DATASET EXTRACT:
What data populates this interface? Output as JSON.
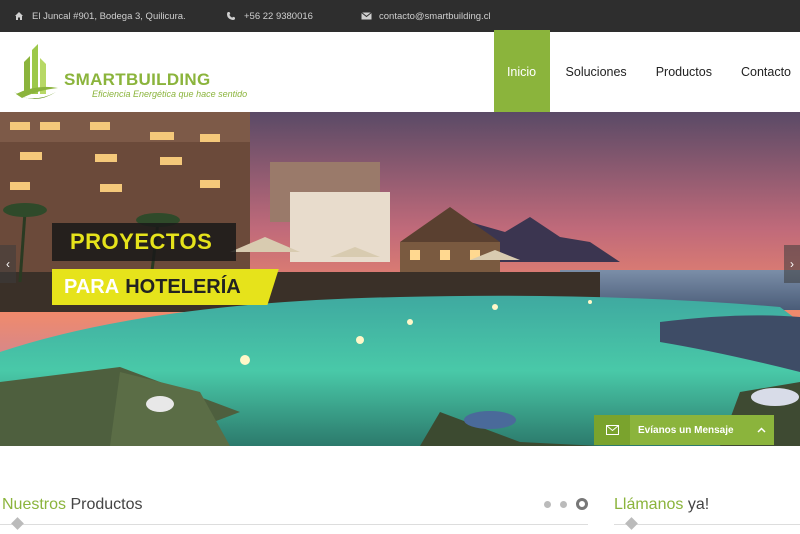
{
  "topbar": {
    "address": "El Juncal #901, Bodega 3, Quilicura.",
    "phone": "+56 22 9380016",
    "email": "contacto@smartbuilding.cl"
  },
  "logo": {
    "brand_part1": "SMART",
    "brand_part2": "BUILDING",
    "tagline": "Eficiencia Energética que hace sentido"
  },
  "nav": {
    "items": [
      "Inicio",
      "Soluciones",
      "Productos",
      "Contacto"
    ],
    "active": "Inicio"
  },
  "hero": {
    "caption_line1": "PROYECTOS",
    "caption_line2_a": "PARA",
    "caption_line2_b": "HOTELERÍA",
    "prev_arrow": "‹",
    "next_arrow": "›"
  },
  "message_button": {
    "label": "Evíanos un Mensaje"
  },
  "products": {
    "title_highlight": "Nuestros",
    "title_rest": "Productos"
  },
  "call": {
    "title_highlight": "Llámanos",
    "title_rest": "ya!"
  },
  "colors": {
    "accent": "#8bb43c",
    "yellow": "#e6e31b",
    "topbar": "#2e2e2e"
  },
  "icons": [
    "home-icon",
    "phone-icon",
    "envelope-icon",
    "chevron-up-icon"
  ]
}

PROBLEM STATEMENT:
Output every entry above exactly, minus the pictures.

SOLUTION TO THE EXERCISE:
What data populates this interface? Output as JSON.
{
  "topbar": {
    "address": "El Juncal #901, Bodega 3, Quilicura.",
    "phone": "+56 22 9380016",
    "email": "contacto@smartbuilding.cl"
  },
  "logo": {
    "brand_part1": "SMART",
    "brand_part2": "BUILDING",
    "tagline": "Eficiencia Energética que hace sentido"
  },
  "nav": {
    "items": [
      "Inicio",
      "Soluciones",
      "Productos",
      "Contacto"
    ],
    "active": "Inicio"
  },
  "hero": {
    "caption_line1": "PROYECTOS",
    "caption_line2_a": "PARA",
    "caption_line2_b": "HOTELERÍA",
    "prev_arrow": "‹",
    "next_arrow": "›"
  },
  "message_button": {
    "label": "Evíanos un Mensaje"
  },
  "products": {
    "title_highlight": "Nuestros",
    "title_rest": "Productos"
  },
  "call": {
    "title_highlight": "Llámanos",
    "title_rest": "ya!"
  },
  "colors": {
    "accent": "#8bb43c",
    "yellow": "#e6e31b",
    "topbar": "#2e2e2e"
  },
  "icons": [
    "home-icon",
    "phone-icon",
    "envelope-icon",
    "chevron-up-icon"
  ]
}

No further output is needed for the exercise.